■ The data:

┌──

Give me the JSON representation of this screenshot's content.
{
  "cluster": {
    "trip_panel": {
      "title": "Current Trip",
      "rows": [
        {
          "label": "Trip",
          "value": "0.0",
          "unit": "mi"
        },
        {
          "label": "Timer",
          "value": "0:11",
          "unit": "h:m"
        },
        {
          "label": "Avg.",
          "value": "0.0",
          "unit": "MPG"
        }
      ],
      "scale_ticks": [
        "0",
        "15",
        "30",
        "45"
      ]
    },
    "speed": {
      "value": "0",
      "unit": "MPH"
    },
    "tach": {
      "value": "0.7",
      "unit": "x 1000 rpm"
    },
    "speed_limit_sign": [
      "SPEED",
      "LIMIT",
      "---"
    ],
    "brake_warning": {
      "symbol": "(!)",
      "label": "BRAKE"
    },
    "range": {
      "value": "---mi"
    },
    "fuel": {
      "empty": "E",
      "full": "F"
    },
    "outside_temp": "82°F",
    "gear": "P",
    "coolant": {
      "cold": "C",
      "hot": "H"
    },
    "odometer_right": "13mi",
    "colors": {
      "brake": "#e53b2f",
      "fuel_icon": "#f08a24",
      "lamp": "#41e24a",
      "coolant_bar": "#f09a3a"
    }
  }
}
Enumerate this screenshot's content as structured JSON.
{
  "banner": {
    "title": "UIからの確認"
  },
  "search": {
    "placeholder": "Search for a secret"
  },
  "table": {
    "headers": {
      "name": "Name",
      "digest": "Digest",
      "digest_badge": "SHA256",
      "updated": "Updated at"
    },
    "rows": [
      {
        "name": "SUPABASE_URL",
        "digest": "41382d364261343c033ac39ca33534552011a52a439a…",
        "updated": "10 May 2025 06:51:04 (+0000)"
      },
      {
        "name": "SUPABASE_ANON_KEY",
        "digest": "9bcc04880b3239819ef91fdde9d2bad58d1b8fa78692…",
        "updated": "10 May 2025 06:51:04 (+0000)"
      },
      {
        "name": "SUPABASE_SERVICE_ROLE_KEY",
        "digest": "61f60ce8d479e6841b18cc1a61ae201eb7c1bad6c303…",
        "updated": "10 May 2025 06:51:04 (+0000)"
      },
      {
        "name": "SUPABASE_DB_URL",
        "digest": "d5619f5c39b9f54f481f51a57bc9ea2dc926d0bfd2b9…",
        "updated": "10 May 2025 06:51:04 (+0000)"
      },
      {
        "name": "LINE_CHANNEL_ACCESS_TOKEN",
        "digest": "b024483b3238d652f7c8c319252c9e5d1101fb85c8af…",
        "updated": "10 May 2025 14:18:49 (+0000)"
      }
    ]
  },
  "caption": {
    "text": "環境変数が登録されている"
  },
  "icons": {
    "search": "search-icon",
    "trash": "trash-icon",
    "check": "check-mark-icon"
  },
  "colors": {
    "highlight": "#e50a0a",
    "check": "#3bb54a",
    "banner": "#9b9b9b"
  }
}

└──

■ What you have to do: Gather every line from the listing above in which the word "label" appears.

■ Solution to this task:
          "label": "Trip",
          "label": "Timer",
          "label": "Avg.",
      "label": "BRAKE"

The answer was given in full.